Your assignment ▸ Among the entries below, determine how many lines contain the word "name" and state only that figure.

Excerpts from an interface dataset
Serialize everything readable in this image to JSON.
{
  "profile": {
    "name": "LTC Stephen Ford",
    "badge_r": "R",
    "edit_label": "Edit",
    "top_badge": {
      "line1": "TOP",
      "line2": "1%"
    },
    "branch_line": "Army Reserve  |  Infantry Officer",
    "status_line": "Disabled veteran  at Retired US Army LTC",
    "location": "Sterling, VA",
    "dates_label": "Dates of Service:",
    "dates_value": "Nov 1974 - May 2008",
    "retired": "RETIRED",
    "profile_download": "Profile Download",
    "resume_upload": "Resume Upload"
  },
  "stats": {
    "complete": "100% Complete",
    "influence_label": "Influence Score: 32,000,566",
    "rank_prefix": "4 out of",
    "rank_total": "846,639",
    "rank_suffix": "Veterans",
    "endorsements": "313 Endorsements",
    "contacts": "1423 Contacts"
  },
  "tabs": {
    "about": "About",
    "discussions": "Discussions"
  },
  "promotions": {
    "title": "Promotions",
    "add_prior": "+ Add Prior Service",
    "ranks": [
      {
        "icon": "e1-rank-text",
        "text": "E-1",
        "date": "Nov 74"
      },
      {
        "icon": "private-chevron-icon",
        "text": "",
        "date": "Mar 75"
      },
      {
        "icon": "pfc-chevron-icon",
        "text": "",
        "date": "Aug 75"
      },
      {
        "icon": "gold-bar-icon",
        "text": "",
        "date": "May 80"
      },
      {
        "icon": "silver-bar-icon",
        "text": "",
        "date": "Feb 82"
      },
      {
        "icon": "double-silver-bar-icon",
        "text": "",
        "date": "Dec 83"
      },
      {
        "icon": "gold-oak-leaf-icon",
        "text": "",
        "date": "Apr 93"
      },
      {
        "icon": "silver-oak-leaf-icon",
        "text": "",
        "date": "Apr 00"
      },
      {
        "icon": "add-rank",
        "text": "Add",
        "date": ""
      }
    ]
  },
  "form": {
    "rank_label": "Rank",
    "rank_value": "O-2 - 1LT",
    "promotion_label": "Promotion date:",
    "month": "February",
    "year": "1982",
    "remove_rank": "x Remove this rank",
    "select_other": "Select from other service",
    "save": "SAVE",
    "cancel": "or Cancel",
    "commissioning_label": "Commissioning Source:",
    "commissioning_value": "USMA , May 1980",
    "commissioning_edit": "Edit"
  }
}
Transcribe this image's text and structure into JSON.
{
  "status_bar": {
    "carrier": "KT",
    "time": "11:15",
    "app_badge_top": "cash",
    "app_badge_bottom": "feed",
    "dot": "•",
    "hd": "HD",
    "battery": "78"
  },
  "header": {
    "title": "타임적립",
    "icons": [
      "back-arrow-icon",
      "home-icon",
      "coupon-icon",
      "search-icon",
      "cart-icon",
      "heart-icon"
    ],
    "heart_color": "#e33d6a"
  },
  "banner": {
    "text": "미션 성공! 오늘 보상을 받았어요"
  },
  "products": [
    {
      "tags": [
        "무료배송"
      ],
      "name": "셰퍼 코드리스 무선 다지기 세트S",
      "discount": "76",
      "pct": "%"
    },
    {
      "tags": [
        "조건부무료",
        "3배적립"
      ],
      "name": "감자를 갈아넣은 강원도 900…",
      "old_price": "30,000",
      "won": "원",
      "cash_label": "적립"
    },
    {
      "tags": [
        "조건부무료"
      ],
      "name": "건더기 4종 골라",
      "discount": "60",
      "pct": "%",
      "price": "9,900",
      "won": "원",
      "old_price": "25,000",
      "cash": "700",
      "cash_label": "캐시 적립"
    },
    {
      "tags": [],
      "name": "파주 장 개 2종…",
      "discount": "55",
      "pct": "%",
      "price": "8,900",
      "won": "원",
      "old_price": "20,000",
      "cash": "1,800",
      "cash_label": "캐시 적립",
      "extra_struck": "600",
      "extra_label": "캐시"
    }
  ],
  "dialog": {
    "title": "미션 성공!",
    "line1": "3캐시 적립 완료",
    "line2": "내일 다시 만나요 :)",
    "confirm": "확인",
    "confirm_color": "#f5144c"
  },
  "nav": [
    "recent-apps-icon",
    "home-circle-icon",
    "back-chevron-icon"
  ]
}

Result ▸ 5